▶ **Exercise instructions**: The number of lines below that contain the word "critical" is all that the answer should hold.

▶ **Website and app data records**:
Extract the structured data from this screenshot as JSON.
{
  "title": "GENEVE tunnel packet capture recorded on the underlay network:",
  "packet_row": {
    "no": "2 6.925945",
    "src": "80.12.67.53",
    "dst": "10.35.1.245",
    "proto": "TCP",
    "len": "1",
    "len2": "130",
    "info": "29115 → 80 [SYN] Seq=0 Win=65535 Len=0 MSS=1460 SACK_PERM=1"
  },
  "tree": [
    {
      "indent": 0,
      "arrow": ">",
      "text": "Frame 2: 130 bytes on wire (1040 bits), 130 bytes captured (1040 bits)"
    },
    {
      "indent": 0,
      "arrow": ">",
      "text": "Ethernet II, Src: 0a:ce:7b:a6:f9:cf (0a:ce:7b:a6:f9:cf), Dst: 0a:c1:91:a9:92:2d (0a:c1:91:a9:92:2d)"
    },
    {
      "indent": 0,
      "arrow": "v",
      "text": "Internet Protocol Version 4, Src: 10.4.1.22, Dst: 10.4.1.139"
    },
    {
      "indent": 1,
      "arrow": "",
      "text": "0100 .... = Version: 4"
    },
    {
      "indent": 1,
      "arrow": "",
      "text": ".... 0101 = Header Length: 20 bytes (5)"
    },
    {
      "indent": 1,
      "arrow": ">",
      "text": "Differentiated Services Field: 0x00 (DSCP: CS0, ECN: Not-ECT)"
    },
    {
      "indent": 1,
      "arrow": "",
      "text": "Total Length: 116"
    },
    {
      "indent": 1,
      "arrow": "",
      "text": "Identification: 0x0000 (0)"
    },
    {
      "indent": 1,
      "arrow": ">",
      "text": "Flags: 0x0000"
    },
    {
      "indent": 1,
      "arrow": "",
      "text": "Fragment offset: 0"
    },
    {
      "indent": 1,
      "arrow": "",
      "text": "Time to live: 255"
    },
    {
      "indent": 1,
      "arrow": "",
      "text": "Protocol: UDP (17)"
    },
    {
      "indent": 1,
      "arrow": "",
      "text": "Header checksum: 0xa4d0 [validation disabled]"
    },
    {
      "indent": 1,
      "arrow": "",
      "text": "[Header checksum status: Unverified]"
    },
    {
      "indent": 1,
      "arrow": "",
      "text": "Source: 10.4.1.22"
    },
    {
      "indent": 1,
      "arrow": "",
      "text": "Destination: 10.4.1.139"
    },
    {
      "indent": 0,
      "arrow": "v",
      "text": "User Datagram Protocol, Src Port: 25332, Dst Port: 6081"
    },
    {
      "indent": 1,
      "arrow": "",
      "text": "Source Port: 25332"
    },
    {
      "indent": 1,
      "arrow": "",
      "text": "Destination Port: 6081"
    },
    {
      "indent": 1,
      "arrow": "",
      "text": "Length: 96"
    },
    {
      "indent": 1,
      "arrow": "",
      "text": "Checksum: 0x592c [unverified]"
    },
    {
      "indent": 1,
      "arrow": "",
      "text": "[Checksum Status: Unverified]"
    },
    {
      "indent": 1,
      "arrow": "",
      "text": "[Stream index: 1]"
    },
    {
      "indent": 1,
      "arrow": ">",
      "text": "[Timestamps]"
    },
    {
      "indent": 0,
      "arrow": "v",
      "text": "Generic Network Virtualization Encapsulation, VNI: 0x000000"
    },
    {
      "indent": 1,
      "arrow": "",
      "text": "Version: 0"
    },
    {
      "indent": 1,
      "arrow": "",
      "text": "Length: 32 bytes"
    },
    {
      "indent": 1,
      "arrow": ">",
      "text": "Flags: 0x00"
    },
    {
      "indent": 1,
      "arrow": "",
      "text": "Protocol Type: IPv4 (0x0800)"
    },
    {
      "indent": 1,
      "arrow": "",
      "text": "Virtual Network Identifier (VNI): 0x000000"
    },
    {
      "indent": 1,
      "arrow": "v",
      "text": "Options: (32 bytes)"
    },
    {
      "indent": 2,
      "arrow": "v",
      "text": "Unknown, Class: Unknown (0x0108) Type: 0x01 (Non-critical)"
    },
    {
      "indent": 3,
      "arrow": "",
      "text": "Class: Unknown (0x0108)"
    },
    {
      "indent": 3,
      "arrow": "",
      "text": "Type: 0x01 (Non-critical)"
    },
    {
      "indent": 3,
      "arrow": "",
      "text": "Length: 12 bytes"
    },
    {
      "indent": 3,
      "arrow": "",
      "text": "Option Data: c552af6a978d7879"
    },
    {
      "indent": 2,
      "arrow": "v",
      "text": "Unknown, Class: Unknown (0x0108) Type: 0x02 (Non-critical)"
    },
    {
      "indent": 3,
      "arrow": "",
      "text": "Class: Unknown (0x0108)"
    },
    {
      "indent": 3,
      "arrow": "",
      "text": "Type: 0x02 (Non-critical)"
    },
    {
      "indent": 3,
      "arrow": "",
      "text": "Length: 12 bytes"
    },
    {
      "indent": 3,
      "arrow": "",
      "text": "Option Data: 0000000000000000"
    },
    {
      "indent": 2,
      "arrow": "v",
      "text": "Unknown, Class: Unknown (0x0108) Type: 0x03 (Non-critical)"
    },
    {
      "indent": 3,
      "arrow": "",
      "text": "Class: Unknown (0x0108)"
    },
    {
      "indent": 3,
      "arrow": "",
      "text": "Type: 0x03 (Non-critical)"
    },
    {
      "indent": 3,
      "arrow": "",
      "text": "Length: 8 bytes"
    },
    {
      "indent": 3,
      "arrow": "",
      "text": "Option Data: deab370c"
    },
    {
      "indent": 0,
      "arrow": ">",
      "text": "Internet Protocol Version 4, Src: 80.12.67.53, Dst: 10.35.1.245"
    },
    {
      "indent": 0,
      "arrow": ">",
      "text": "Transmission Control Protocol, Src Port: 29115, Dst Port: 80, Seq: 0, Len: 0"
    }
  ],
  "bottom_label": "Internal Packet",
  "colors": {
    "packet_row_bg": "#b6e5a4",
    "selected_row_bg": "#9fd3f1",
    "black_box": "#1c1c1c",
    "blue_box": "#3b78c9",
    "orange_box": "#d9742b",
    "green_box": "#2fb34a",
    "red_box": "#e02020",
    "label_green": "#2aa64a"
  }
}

▶ **Solution**: 6